Reporters lambaste Barry once again; but who watches the Watchmen?
When will the press, as Bonds says, deal with their own problems first? As I noted in another article, "Just Say No, Barry", the press has been unfair in their "objective" reporting of Barry in the past. Why don't any of them point out these untruths (or "lies" as Barry called them) and lambaste one of their own? Then there is SI's vendetta against Bonds since he rudely snubbed one of their star reporters. How objective are they, how can we view what they write as unbiased?
And isn't one of the major tenets of our American society "innocent until proven guilty"? Thus far, all we have proof of is that Bonds trusted his friend too much and apparently inadverdently took some of the designer drug. Every thing else has been hearsay and gossip.
Plus, aren't Grand Jury testimony suppose to be secret? How can anyone testify before one from now on and think, "what if this was leaked out?" Because it has happened before and could happen again if someone is overly zealous. No one talks about how that might affect our justice system or how detrimental it might be. I would be interested to see what the ramifications of this might be.

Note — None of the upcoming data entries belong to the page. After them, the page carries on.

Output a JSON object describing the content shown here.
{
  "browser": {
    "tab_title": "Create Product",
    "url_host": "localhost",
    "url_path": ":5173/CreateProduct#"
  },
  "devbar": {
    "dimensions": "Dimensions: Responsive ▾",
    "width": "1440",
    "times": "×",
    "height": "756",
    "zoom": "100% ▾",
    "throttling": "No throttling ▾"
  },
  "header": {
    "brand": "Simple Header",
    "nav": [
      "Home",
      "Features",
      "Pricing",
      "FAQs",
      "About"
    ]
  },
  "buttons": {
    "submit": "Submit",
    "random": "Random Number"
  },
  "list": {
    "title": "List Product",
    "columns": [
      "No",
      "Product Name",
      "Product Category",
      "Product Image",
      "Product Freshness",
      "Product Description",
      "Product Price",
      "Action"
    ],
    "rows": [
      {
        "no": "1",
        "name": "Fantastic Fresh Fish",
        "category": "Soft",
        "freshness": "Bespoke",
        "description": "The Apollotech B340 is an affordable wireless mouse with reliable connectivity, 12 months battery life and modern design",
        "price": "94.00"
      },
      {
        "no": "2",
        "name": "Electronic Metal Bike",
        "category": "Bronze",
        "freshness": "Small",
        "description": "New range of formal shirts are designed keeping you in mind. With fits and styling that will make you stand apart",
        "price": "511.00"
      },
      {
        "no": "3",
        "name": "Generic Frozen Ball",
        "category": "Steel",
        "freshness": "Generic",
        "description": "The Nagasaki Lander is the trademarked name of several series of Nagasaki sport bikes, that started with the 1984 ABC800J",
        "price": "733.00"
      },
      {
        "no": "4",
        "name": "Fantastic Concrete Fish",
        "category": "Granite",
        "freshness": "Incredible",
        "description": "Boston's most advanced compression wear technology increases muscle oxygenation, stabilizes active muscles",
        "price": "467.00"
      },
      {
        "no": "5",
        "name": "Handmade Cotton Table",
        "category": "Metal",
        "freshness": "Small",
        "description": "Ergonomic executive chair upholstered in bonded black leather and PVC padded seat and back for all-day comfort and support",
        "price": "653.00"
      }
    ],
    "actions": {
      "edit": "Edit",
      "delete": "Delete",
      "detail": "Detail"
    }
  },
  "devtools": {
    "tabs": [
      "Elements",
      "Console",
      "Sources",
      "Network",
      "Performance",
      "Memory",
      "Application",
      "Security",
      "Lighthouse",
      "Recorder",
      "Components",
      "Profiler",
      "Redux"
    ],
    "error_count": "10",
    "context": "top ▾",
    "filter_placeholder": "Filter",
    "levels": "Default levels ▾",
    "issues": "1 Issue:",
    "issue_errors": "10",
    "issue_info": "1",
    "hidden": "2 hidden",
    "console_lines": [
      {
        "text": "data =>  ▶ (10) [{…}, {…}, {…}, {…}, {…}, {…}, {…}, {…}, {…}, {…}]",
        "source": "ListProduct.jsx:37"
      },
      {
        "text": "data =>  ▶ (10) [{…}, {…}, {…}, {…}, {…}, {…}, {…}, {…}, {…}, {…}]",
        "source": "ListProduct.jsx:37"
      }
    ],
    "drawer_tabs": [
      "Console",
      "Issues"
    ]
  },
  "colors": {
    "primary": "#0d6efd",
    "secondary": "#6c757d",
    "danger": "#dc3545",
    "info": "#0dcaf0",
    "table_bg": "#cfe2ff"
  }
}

Some may say that this is too trusting or naive on my part but I'm a bit paranoid about being accused of something I didn't do and it got me thinking: what if Bonds IS innocent? What if he did trust his friend too much? What if the "mistress" is just some opportunist thinking she can make so easy money? The newspapers have been reporting all this as truths when nothing substantive has been shown yet. These are the lies that Bonds talked about. I even succumbed to it with my post below on the mistress, I just assumed the worse. That's what the reporters in general have been doing regarding Bonds for years now.
Personally, I don't know what to think other than to accept his word for now. However, if it turns out that Bonds is guilty, I think he should just retire then and there and call it a career. Any achievements he gets would be viewed with scorn and disgust. They would not be viewed as legitimate achievements. Not that I think it would ruin records, I just think, why bother, he's a bald-faced liar, he should leave the game for abusing the fan's trust. I could not stand Jeff Kent's lies and was happy he left, despite the hole he left in our lineup, and would feel the same about Bonds.
However, it would not bother me that he took steroids if he really did. I just think it is hilarious that some people talk about the purity of the game, its traditions, its career statistics. As I noted in a previous post, amphetamines are just as bad as steriods, perhaps worse because of its prevalence. All the complaints about career records not meaning anything if a player used steriods? Same thing with the amphetamines, it allows players to play at the end of the season at around their normal abilities when they should be so dog tired that they whiff at pitches they killed earlier in the season.
How is that different? Players compile better seasonal stats via this drug and that adds up during a long career. That makes the stats of players during the 50's to 70's just as tainted. Plus prior to the 50's, no African America or Asians for that matter, were allowed to play in the majors, boosting the hitting stats for the white players who played in that era. Again, stat inflation and career totals that are boosted artificially, though that was not totally their fault (though someone could have made a stand for non-white rights).
Plus there are known past cheaters. Should Gaylord Perry's wins be all counted as losses and his Cy Youngs be given to the second place guy? He admited to cheating, should he get an asterisk? How about all the pitchers caught with nail files and stuff on them? Should we change all their wins to losses and take back their awards? Or put asterisks on their records?
How about the "lively" ball that came in during the 1920's? Should we asterisk all stats that are affected now that these players can hit more homers and power? That's a form of "cheating" relative to the players prior to then. In addition, that was around the time when the MLB started replacing balls instead of keeping them in play until they were beaten to a pulp. Should stats after that be asterisked as well?
There are a multitude of reasons why one era of players do better or worse than another era. We cannot legislate equality with an asterisk. We cannot "Harrison Bergeron" everybody. What's done is done, we can't change any of that back.